When Alice Wallace was a child growing up in Central Florida, her parents would sing harmony on classics by Gram Parsons and Emmylou Harris. Her clear memory of that encouraged her to lean toward Americana music and eventually led her to become a prolific singer-songwriter and dynamic performer. In a recent interview, Wallace said it came so natural to her, it was comparable to when she first learned to talk.
“I’ve always been a writer,” she explains. “I was naturally inclined to write my own words. I began learning from songs after I learned guitar, but then it just seemed to flow. My dad is a singer-songwriter. He taught me a lot.”
The songwriting flow she describes depicts a gifted country songwriter whose melodies and lyrics come as natural as a Yosemite meadow at dawn. Her voice is rich and velvety, with soul and character all her own. Hers is the kind of vocal talent most songwriters strive to attain, matched by a stage presence that is both personable and charismatic. She brought these gifts with her as she moved to the unlikely Americana-rich hills of Los Angeles. “It took a while to find a country scene in L.A.” she says. “But I met Kirsten Profitt and Manda Mosher ... who were looking for artists to sign to their new label.”
It was a fortunate union when the girls of Calico met Alice Wallace. The band has established the California Country Records label -- a co-op of Los Angeles country and Americana artists working together to allow for greater visibility. As described on their website they "endeavor to produce music that stirs the soul in a meaningful way whether it elicits a feeling, a vibe, or an era, or lyrically takes you on a journey with the artist; we want the albums that we cultivate and grow to fruition to make you feel something that you can take with you."
It’s a strategy that has paid off with the 2014 debut of Calico’s Rancho California album, which led to an official showcase at this year’s Americana Music Festival in Nashville. Along for the ride in Nashville was Wallace how made several appearances in Nashville during the week.

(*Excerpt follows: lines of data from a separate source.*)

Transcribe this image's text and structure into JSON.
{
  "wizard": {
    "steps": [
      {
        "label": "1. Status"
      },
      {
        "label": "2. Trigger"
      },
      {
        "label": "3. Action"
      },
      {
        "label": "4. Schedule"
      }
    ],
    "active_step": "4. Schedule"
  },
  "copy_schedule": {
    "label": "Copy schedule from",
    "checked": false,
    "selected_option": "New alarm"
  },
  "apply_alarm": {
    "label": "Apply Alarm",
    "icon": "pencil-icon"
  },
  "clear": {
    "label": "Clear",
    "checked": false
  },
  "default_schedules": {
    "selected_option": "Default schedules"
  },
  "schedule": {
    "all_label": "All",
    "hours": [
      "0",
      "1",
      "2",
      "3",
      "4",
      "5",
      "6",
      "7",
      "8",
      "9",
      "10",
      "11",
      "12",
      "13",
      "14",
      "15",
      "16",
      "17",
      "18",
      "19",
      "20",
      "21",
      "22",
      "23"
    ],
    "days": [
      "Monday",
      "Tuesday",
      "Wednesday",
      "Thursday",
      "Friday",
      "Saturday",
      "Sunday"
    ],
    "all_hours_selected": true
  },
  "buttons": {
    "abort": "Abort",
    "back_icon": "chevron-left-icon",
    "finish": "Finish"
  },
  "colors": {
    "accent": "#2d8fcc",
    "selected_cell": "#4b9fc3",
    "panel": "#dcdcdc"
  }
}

Now back home, Wallace is preparing for the release of her new album, which she's funding via PledgeMusic. A release party is scheduled at Hotel Café in Los Angeles on October 9.
With two critically successful albums to her name, Wallace's new release, Memories, Music & Pride, promises more well-crafted songs that lean toward country, blues, and folk, featuring a familial troupe of musicians with whom she has worked for the last two years. “My songs come naturally out of life experience," she says. "This [album] has been written while we were touring, so they’re mostly songs about the road in one way or another. There’s movement to the songs.”

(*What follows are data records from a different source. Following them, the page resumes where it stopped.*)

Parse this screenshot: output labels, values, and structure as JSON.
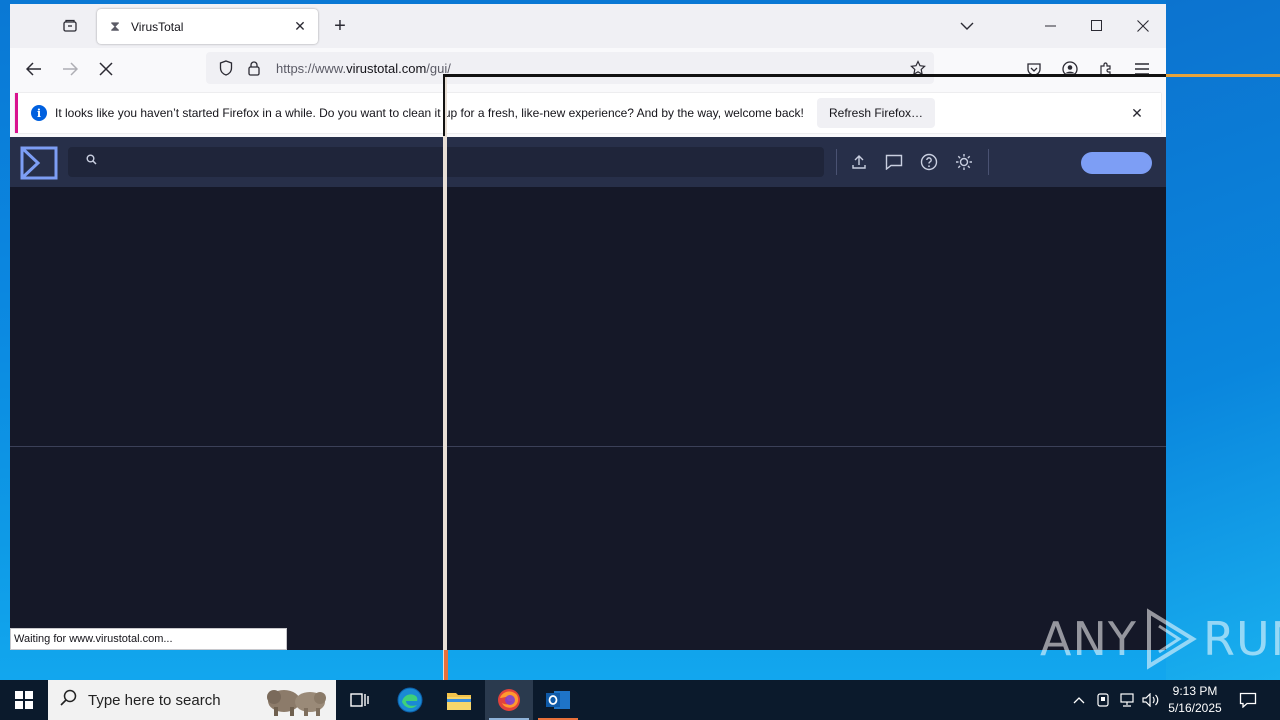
{
  "browser": {
    "tab": {
      "title": "VirusTotal"
    },
    "url": {
      "prefix": "https://www.",
      "domain": "virustotal.com",
      "path": "/gui/"
    },
    "notification": {
      "message": "It looks like you haven’t started Firefox in a while. Do you want to clean it up for a fresh, like-new experience? And by the way, welcome back!",
      "button_label": "Refresh Firefox…"
    },
    "status_text": "Waiting for www.virustotal.com..."
  },
  "page": {
    "brand_color": "#7d9ef5",
    "header_bg": "#272f49",
    "body_bg": "#151828"
  },
  "watermark": {
    "left": "ANY",
    "right": "RUN"
  },
  "taskbar": {
    "search_placeholder": "Type here to search",
    "time": "9:13 PM",
    "date": "5/16/2025"
  }
}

That movement she describes is clearly evident on the premiere track “I Just Don’t Care Anymore,” which is a big, blistery honky-tonk song, complete with the vocal ghost of some kind of hybrid of Janis Joplin, k.d. lang, and Wallace’s own signature soul. The song is on fire with classic country energy, a Jerry Lee Lewis-like hellfire piano, big guitar jams and a sound so dynamic you can almost hear Stax horns somewhere in the mix. This not-to-be- missed recording is pure unadultrated honky tonk bliss.

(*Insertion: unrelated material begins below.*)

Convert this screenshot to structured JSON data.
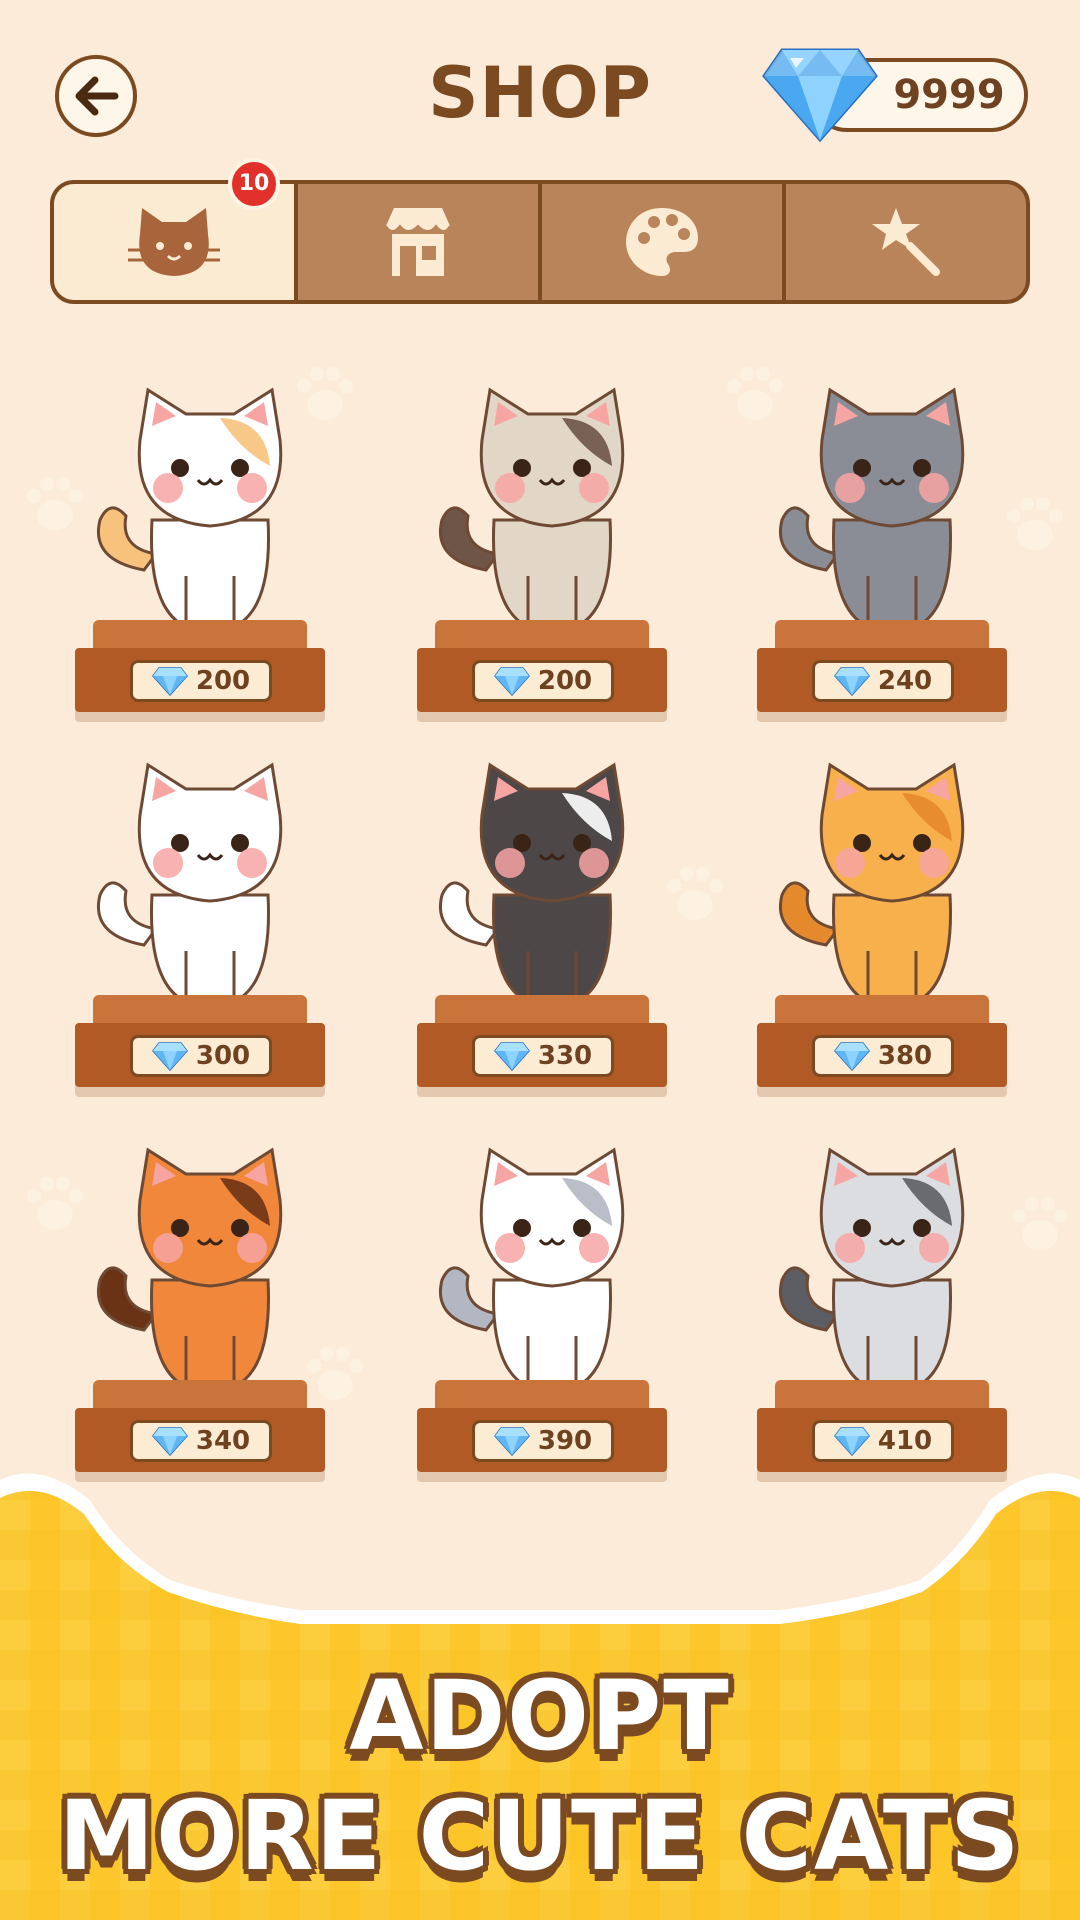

As the new album drops, with her recent visit to Nashville, Alice Wallace looks bound for the kind of success that dreams are made of. If so, watch the not-so-distant Americana horizon for this talented artist to emerge from field of rising new artists. Her partnership with California Country Records and Calico the band looks like that horizon will include an impact on the national music scene.